China's worst abuse involves its undervalued currency and its promotion of export-led economic growth. The United States isn't the only victim. China's underpricing of exports and overpricing of imports hurt most trading nations, from Brazil to India. From 2006 to 2010, China's share of world exports jumped from 7 to 10 percent.
One remedy would be for China to revalue its currency, reducing the competitiveness of its exports. American presidents have urged this for years. The Chinese acknowledge that they need stronger domestic spending but seem willing to let the renminbi (RMB) appreciate only if it doesn't really hurt their exports. Thus, the appreciation of about 20 percent permitted from mid-2005 to mid-2008 was largely offset by higher productivity (a.k.a. more efficiency) that lowered costs. China halted even this when the global economy crashed and has only recently permitted the currency to rise. In practice, however, the renminbi has barely budged.
How much China's currency is undervalued and how many U.S. jobs have been lost are unclear.
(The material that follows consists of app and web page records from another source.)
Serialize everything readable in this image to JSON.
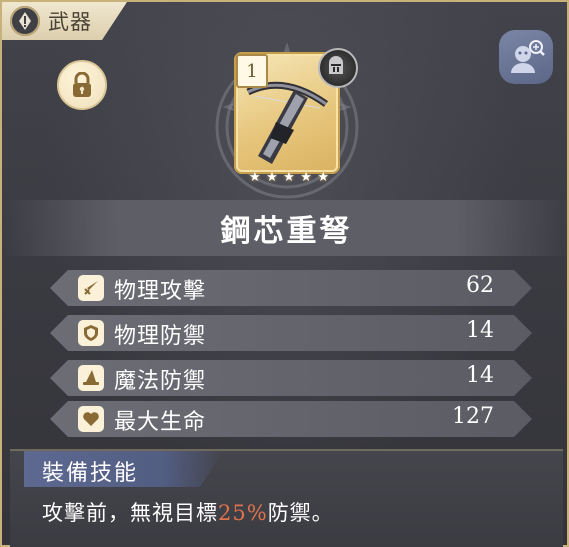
{
  "header": {
    "category_label": "武器",
    "category_icon": "info-exclamation-icon"
  },
  "controls": {
    "lock_icon": "lock-icon",
    "inspect_icon": "character-magnify-icon"
  },
  "item": {
    "level": "1",
    "name": "鋼芯重弩",
    "stars": 5,
    "art": "crossbow-weapon",
    "badge_icon": "knight-helmet-icon",
    "rarity_color": "#e8c77c"
  },
  "stats": [
    {
      "icon": "sword-icon",
      "label": "物理攻擊",
      "value": "62"
    },
    {
      "icon": "shield-icon",
      "label": "物理防禦",
      "value": "14"
    },
    {
      "icon": "wizard-hat-icon",
      "label": "魔法防禦",
      "value": "14"
    },
    {
      "icon": "heart-icon",
      "label": "最大生命",
      "value": "127"
    }
  ],
  "skill": {
    "title": "裝備技能",
    "desc_before": "攻擊前，無視目標",
    "desc_highlight": "25%",
    "desc_after": "防禦。",
    "highlight_color": "#e0734d"
  }
}
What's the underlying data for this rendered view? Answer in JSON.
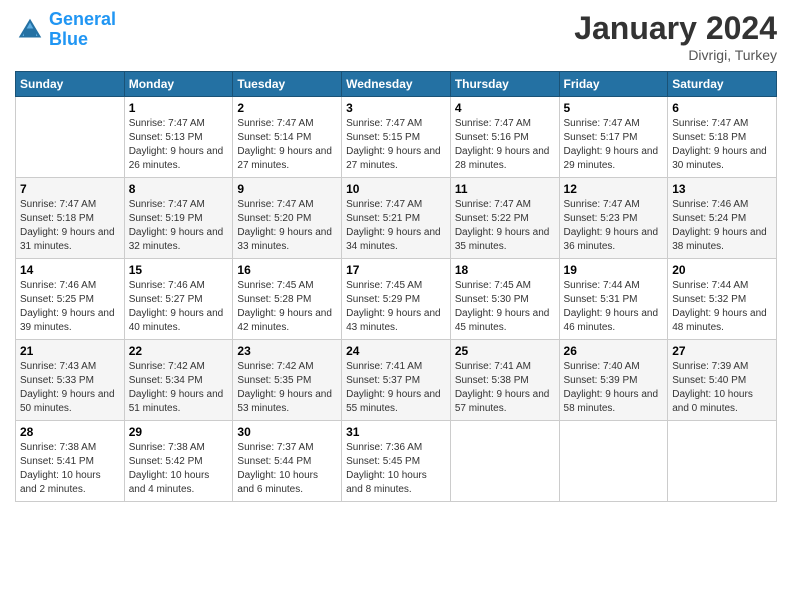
{
  "header": {
    "logo_line1": "General",
    "logo_line2": "Blue",
    "month_title": "January 2024",
    "location": "Divrigi, Turkey"
  },
  "weekdays": [
    "Sunday",
    "Monday",
    "Tuesday",
    "Wednesday",
    "Thursday",
    "Friday",
    "Saturday"
  ],
  "weeks": [
    [
      {
        "day": "",
        "sunrise": "",
        "sunset": "",
        "daylight": ""
      },
      {
        "day": "1",
        "sunrise": "Sunrise: 7:47 AM",
        "sunset": "Sunset: 5:13 PM",
        "daylight": "Daylight: 9 hours and 26 minutes."
      },
      {
        "day": "2",
        "sunrise": "Sunrise: 7:47 AM",
        "sunset": "Sunset: 5:14 PM",
        "daylight": "Daylight: 9 hours and 27 minutes."
      },
      {
        "day": "3",
        "sunrise": "Sunrise: 7:47 AM",
        "sunset": "Sunset: 5:15 PM",
        "daylight": "Daylight: 9 hours and 27 minutes."
      },
      {
        "day": "4",
        "sunrise": "Sunrise: 7:47 AM",
        "sunset": "Sunset: 5:16 PM",
        "daylight": "Daylight: 9 hours and 28 minutes."
      },
      {
        "day": "5",
        "sunrise": "Sunrise: 7:47 AM",
        "sunset": "Sunset: 5:17 PM",
        "daylight": "Daylight: 9 hours and 29 minutes."
      },
      {
        "day": "6",
        "sunrise": "Sunrise: 7:47 AM",
        "sunset": "Sunset: 5:18 PM",
        "daylight": "Daylight: 9 hours and 30 minutes."
      }
    ],
    [
      {
        "day": "7",
        "sunrise": "Sunrise: 7:47 AM",
        "sunset": "Sunset: 5:18 PM",
        "daylight": "Daylight: 9 hours and 31 minutes."
      },
      {
        "day": "8",
        "sunrise": "Sunrise: 7:47 AM",
        "sunset": "Sunset: 5:19 PM",
        "daylight": "Daylight: 9 hours and 32 minutes."
      },
      {
        "day": "9",
        "sunrise": "Sunrise: 7:47 AM",
        "sunset": "Sunset: 5:20 PM",
        "daylight": "Daylight: 9 hours and 33 minutes."
      },
      {
        "day": "10",
        "sunrise": "Sunrise: 7:47 AM",
        "sunset": "Sunset: 5:21 PM",
        "daylight": "Daylight: 9 hours and 34 minutes."
      },
      {
        "day": "11",
        "sunrise": "Sunrise: 7:47 AM",
        "sunset": "Sunset: 5:22 PM",
        "daylight": "Daylight: 9 hours and 35 minutes."
      },
      {
        "day": "12",
        "sunrise": "Sunrise: 7:47 AM",
        "sunset": "Sunset: 5:23 PM",
        "daylight": "Daylight: 9 hours and 36 minutes."
      },
      {
        "day": "13",
        "sunrise": "Sunrise: 7:46 AM",
        "sunset": "Sunset: 5:24 PM",
        "daylight": "Daylight: 9 hours and 38 minutes."
      }
    ],
    [
      {
        "day": "14",
        "sunrise": "Sunrise: 7:46 AM",
        "sunset": "Sunset: 5:25 PM",
        "daylight": "Daylight: 9 hours and 39 minutes."
      },
      {
        "day": "15",
        "sunrise": "Sunrise: 7:46 AM",
        "sunset": "Sunset: 5:27 PM",
        "daylight": "Daylight: 9 hours and 40 minutes."
      },
      {
        "day": "16",
        "sunrise": "Sunrise: 7:45 AM",
        "sunset": "Sunset: 5:28 PM",
        "daylight": "Daylight: 9 hours and 42 minutes."
      },
      {
        "day": "17",
        "sunrise": "Sunrise: 7:45 AM",
        "sunset": "Sunset: 5:29 PM",
        "daylight": "Daylight: 9 hours and 43 minutes."
      },
      {
        "day": "18",
        "sunrise": "Sunrise: 7:45 AM",
        "sunset": "Sunset: 5:30 PM",
        "daylight": "Daylight: 9 hours and 45 minutes."
      },
      {
        "day": "19",
        "sunrise": "Sunrise: 7:44 AM",
        "sunset": "Sunset: 5:31 PM",
        "daylight": "Daylight: 9 hours and 46 minutes."
      },
      {
        "day": "20",
        "sunrise": "Sunrise: 7:44 AM",
        "sunset": "Sunset: 5:32 PM",
        "daylight": "Daylight: 9 hours and 48 minutes."
      }
    ],
    [
      {
        "day": "21",
        "sunrise": "Sunrise: 7:43 AM",
        "sunset": "Sunset: 5:33 PM",
        "daylight": "Daylight: 9 hours and 50 minutes."
      },
      {
        "day": "22",
        "sunrise": "Sunrise: 7:42 AM",
        "sunset": "Sunset: 5:34 PM",
        "daylight": "Daylight: 9 hours and 51 minutes."
      },
      {
        "day": "23",
        "sunrise": "Sunrise: 7:42 AM",
        "sunset": "Sunset: 5:35 PM",
        "daylight": "Daylight: 9 hours and 53 minutes."
      },
      {
        "day": "24",
        "sunrise": "Sunrise: 7:41 AM",
        "sunset": "Sunset: 5:37 PM",
        "daylight": "Daylight: 9 hours and 55 minutes."
      },
      {
        "day": "25",
        "sunrise": "Sunrise: 7:41 AM",
        "sunset": "Sunset: 5:38 PM",
        "daylight": "Daylight: 9 hours and 57 minutes."
      },
      {
        "day": "26",
        "sunrise": "Sunrise: 7:40 AM",
        "sunset": "Sunset: 5:39 PM",
        "daylight": "Daylight: 9 hours and 58 minutes."
      },
      {
        "day": "27",
        "sunrise": "Sunrise: 7:39 AM",
        "sunset": "Sunset: 5:40 PM",
        "daylight": "Daylight: 10 hours and 0 minutes."
      }
    ],
    [
      {
        "day": "28",
        "sunrise": "Sunrise: 7:38 AM",
        "sunset": "Sunset: 5:41 PM",
        "daylight": "Daylight: 10 hours and 2 minutes."
      },
      {
        "day": "29",
        "sunrise": "Sunrise: 7:38 AM",
        "sunset": "Sunset: 5:42 PM",
        "daylight": "Daylight: 10 hours and 4 minutes."
      },
      {
        "day": "30",
        "sunrise": "Sunrise: 7:37 AM",
        "sunset": "Sunset: 5:44 PM",
        "daylight": "Daylight: 10 hours and 6 minutes."
      },
      {
        "day": "31",
        "sunrise": "Sunrise: 7:36 AM",
        "sunset": "Sunset: 5:45 PM",
        "daylight": "Daylight: 10 hours and 8 minutes."
      },
      {
        "day": "",
        "sunrise": "",
        "sunset": "",
        "daylight": ""
      },
      {
        "day": "",
        "sunrise": "",
        "sunset": "",
        "daylight": ""
      },
      {
        "day": "",
        "sunrise": "",
        "sunset": "",
        "daylight": ""
      }
    ]
  ]
}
The Peterson Institute for International Economics, a research group, says a revaluation of 20 percent would create 300,000 to 700,000 U.S. jobs over two to three years. Economist Robert Scott of the liberal Economic Policy Institute estimates that trade with China has cost 3.5 million jobs. This may be high, because it assumes that imports from China displace U.S. production when many may displace imports from other countries. But all estimates are large, though well short of the recession's total employment decline of 8.4 million.
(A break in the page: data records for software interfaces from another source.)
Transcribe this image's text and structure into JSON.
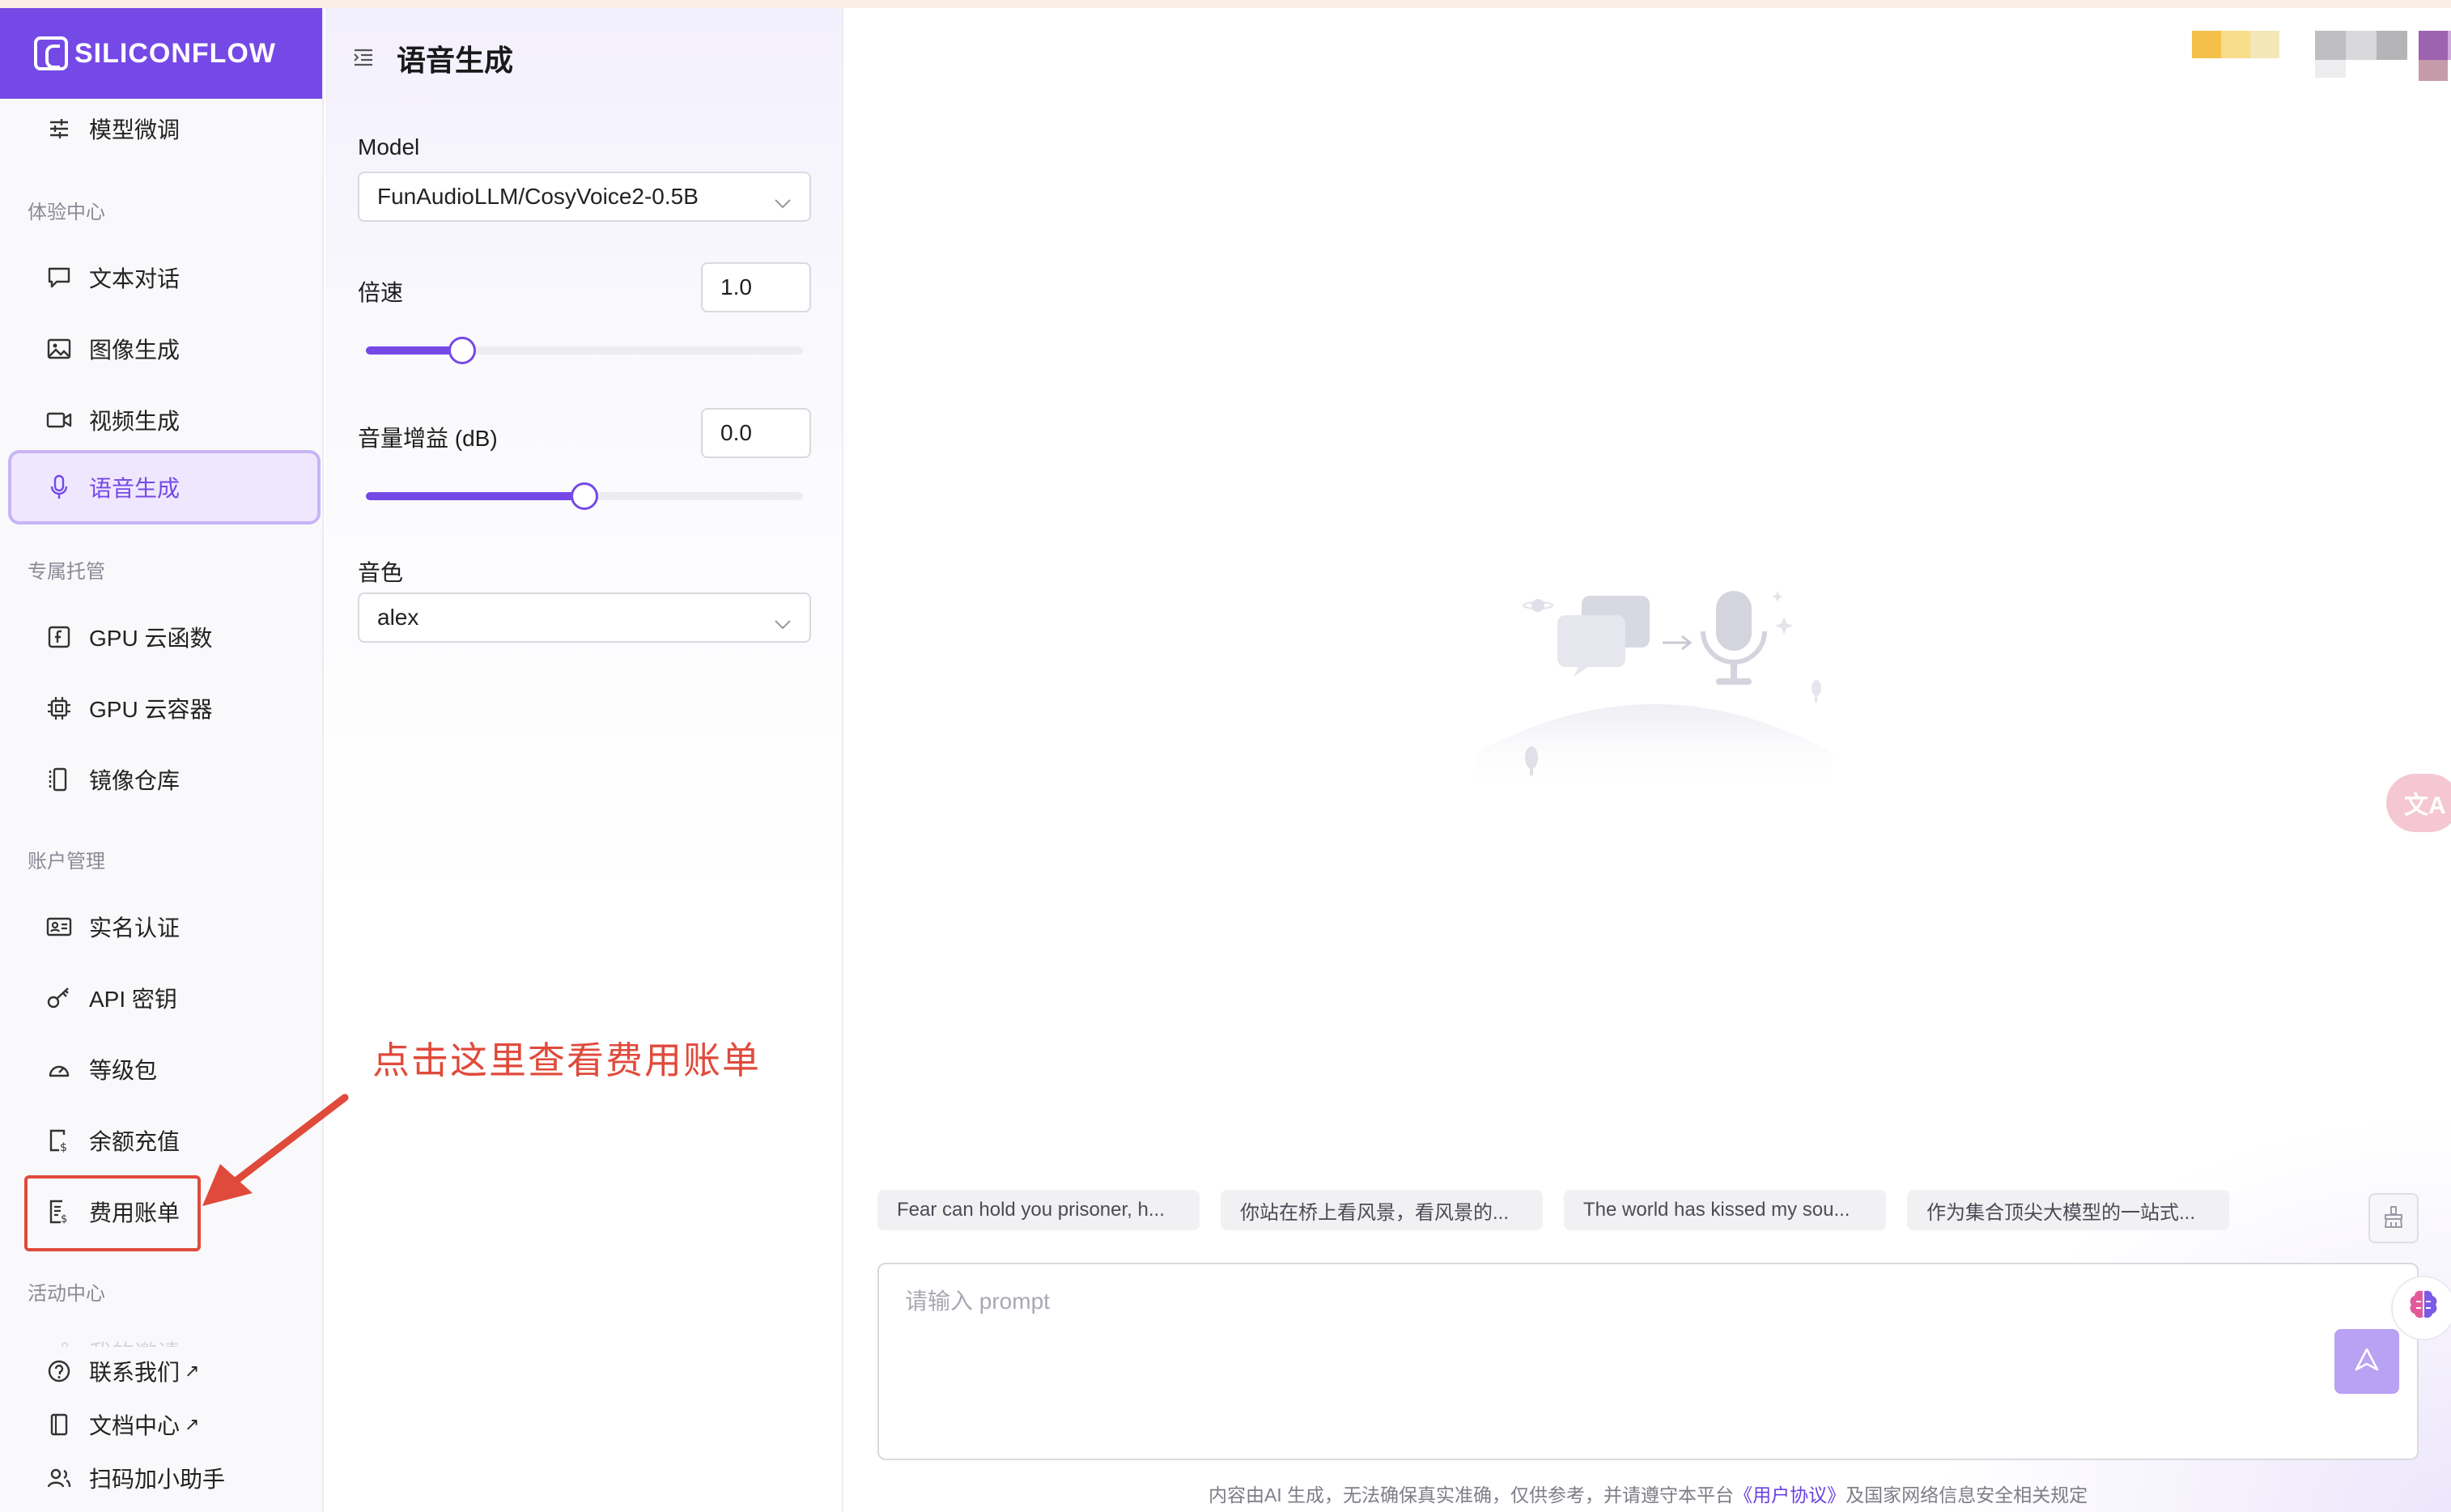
{
  "brand": {
    "name": "SILICONFLOW",
    "accent": "#7549e6",
    "annotation_color": "#e04a3b"
  },
  "sidebar": {
    "top_item": "模型微调",
    "groups": [
      {
        "title": "体验中心",
        "items": [
          "文本对话",
          "图像生成",
          "视频生成",
          "语音生成"
        ]
      },
      {
        "title": "专属托管",
        "items": [
          "GPU 云函数",
          "GPU 云容器",
          "镜像仓库"
        ]
      },
      {
        "title": "账户管理",
        "items": [
          "实名认证",
          "API 密钥",
          "等级包",
          "余额充值",
          "费用账单"
        ]
      },
      {
        "title": "活动中心",
        "items": [
          "我的邀请"
        ]
      }
    ],
    "active_item": "语音生成",
    "bottom_links": [
      "联系我们",
      "文档中心",
      "扫码加小助手"
    ],
    "external_mark": "↗"
  },
  "panel": {
    "title": "语音生成",
    "model_label": "Model",
    "model_value": "FunAudioLLM/CosyVoice2-0.5B",
    "speed_label": "倍速",
    "speed_value": "1.0",
    "speed_slider_fraction": 0.22,
    "gain_label": "音量增益 (dB)",
    "gain_value": "0.0",
    "gain_slider_fraction": 0.5,
    "voice_label": "音色",
    "voice_value": "alex"
  },
  "main": {
    "translate_badge": "文A",
    "chips": [
      "Fear can hold you prisoner, h...",
      "你站在桥上看风景，看风景的...",
      "The world has kissed my sou...",
      "作为集合顶尖大模型的一站式..."
    ],
    "prompt_placeholder": "请输入 prompt",
    "footer_prefix": "内容由AI 生成，无法确保真实准确，仅供参考，并请遵守本平台",
    "footer_link": "《用户协议》",
    "footer_suffix": "及国家网络信息安全相关规定"
  },
  "annotation": {
    "text": "点击这里查看费用账单"
  }
}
If China won't revalue, the alternative is retaliation. This might start a trade war, because China might respond in kind, perhaps buying fewer Boeings and more Airbuses and substituting Brazilian soybeans for American. One proposal by Reps. Tim Ryan (D-Ohio) and Tim Murphy (R-Pa.) would classify currency manipulation -- which China clearly practices -- as an export subsidy eligible for "countervailing duties" (tariffs offsetting the subsidy). This makes economic sense but might be ruled illegal by the World Trade Organization. A House committee approved this approach last week; the full House could pass it this week. Ideally, congressional action would persuade China to negotiate a significant currency revaluation.
Less ideal and more realistic would be a replay of Smoot-Hawley, just when the wobbly world economy doesn't need a fight between its two largest members. Economic nationalism, once unleashed here and there, might prove hard to control. But there's a big difference between then and now. Smoot-Hawley was blatantly protectionist. Dozens of tariffs increased; many countries retaliated. By contrast, American action today would aim at curbing Chinese protectionism.
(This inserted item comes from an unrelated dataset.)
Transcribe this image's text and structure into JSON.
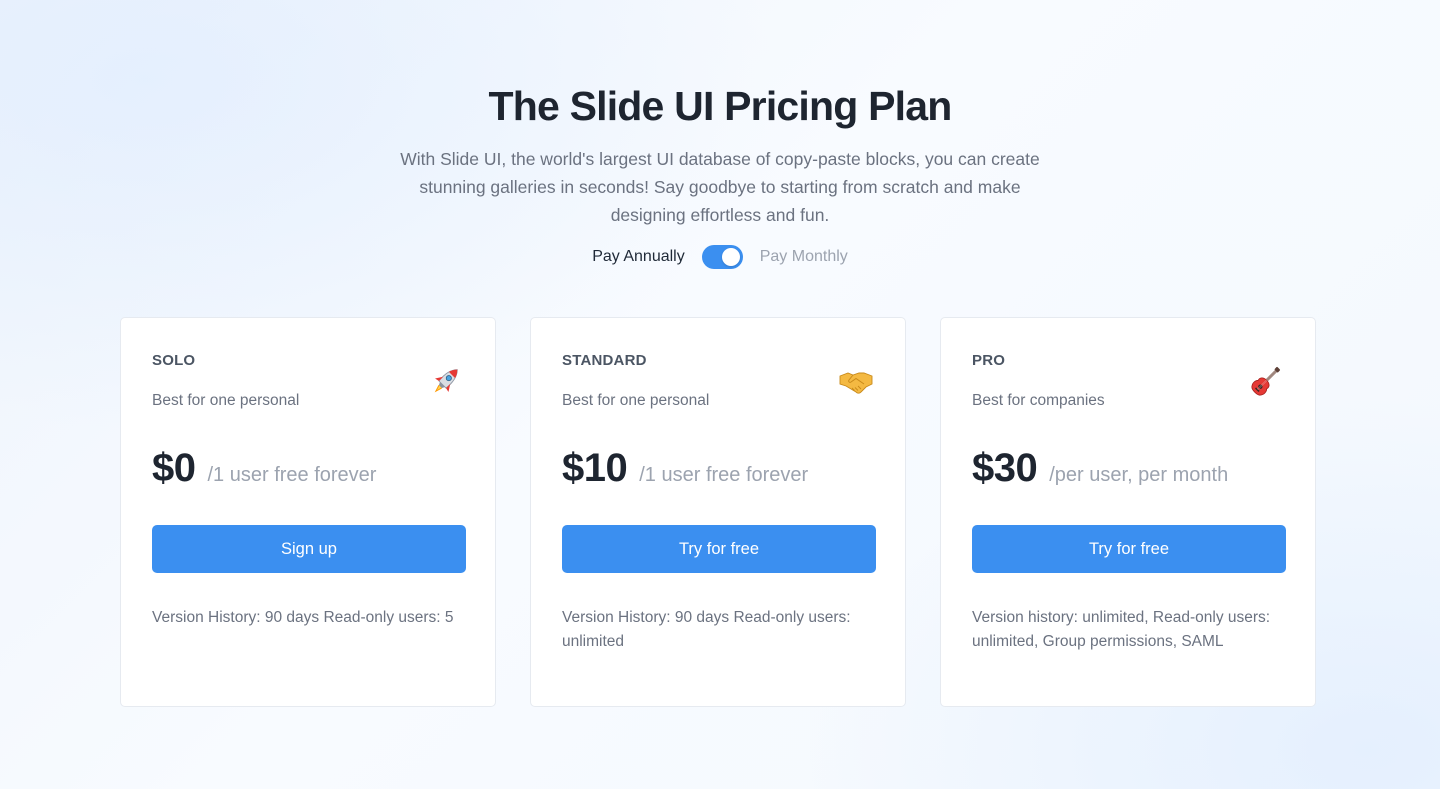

The post-World War II trading system was built on the principle of mutual advantage, and that principle -- though often compromised -- has endured. China wants a trading system subordinated to its needs: ample export markets to support the jobs necessary to keep the Communist Party in power; captive sources for oil, foodstuffs and other essential raw materials; and technological superiority. Other countries win or lose depending on how well they serve China's interests.
The collision is between two concepts of the world order. As the old order's main architect and guardian, the United States faces a dreadful choice: resist Chinese ambitions and risk a trade war in which everyone loses; or do nothing and let China remake the trading system. The first would be dangerous; the second, potentially disastrous.